Podcasting and Live Streaming Microphones
The explosion in podcasting and live streaming, plus also the huge growth in YouTube channels, means that a large range of USB microphones are now available to serve this market.
Examples of USB mics are the Rode NT-USB condenser USB microphone (the one I personally use), the Audio Technica AT2020, and the t.bone range.
You can also find dynamic USB microphones, like the Shure MV7.
What Are the Types of Microphone Polar Patterns
One of the main things to think about when selecting a microphone for a particular use case is its polar pattern. This is the pattern in which the microphone picks up sound.
A cardioid pattern, which is the most common pattern, picks up sound from the front of the mic. This unidirectional sound pickup makes it especially useful when recording a single sound source – for example, an interviewee or an animal.

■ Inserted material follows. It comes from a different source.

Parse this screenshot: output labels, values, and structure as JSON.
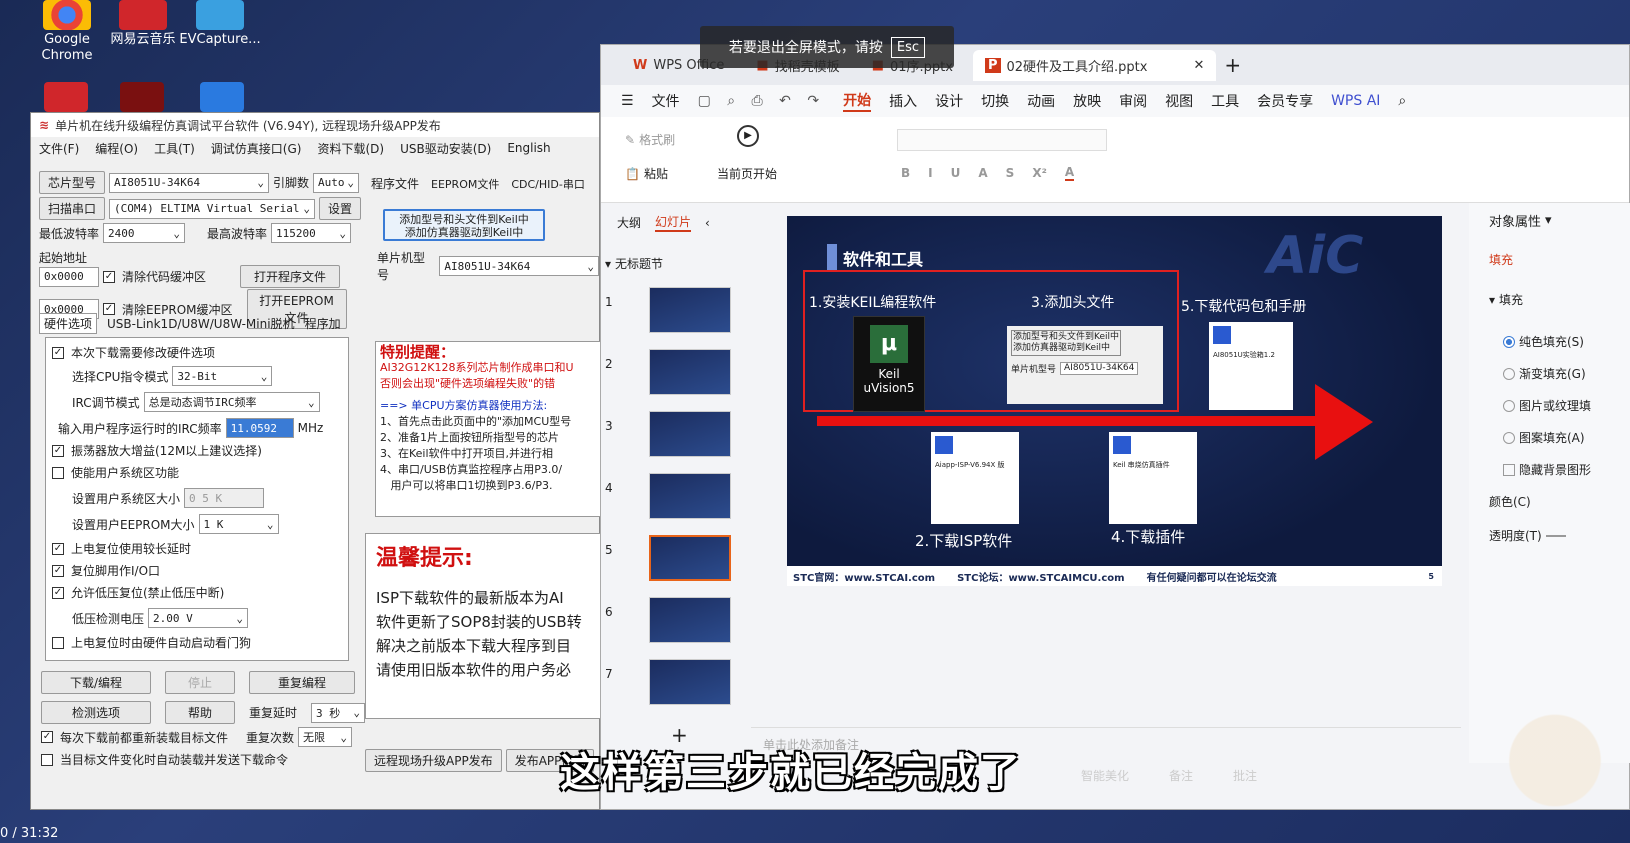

Cardioid mics include hypercardioid and supercardioid microphones, that have narrower patterns of unidirectional pickup, and lobar shotgun microphones designed to isolate a single sound source.
This pattern is relatively unusual (though is sometimes found in the filming world) because it is designed to pickup up sound from the left and right sides of a microphone, but not from the front or rear.
A bi-directional microphone is used in scenarios where you want to mix a comprehensive sound picture, in tandem with a cardio mic. Or when you need to position a mic in front of a sound source, but only record or capture something to its side. For example, a singer near an instrument.
As the name suggests, an omnidirectional microphone captures the sound equally from all directions.
Classic uses for this kind of microphone are to capture a musical ensemble – you’ll sometimes see this type of microphone suspended above an orchestra, for example. Or when recording a radio play, where several actors might be gathered around one microphone, and you need to capture each of them equally.
What Is a Mic Preamp?
A microphone preamp takes the low output from a microphone and boosts its ‘line level’ signal. Digital audio interfaces are one way to do this.
A Microphone Can Be For Life – Choose Carefully
The great thing about investing in audio gear, including microphones, is that they will last a long time if treated correctly and stored well. This means that, even after decades, your microphone will still work. I’ve had microphones that still serve me well after 20 years of service.
My advice is to consider the microphone type based on your main use case, and get the best quality microphone you can afford because you are not only investing in a long-term tool – the quality of your work or art will directly relate to the quality of the equipment you are using to capture or transmit it.
Do different microphones sound different
In a word, yes. The sound you get out of a microphone will be a factor of the microphone type (dynamic or condenser), its quality (and the quality of the rest of the audio chain), and its placement.
Which type of mic is best for vocals
For sung vocals, dynamic cardioid microphones are usually best.
What’s the proximity effect?
The proximity effect is when there is a significant increase in low frequencies as the mic gets closer to the sound source. This is used by voice actors and others to thicken the voice and make it more authoritative. Overdone, it can sound ridiculous, and you need to watch out for plosives (microphone popping).
How to pick from the types of microphones
Be clear about the most important use case. If doing voiceover work, a large diaphragm condenser mic is probably best. If podcasting or live streaming, a dynamic mic might be the best microphone for you – especially if in a noisy or city environment.
Do microphones need power to function properly?
Condenser microphones need power as a rule; this is supplied via XLR cables or ports for professional mics, and USB for home studio condenser mics. Dynamic mics don’t need power but do sometimes need devices to boost them.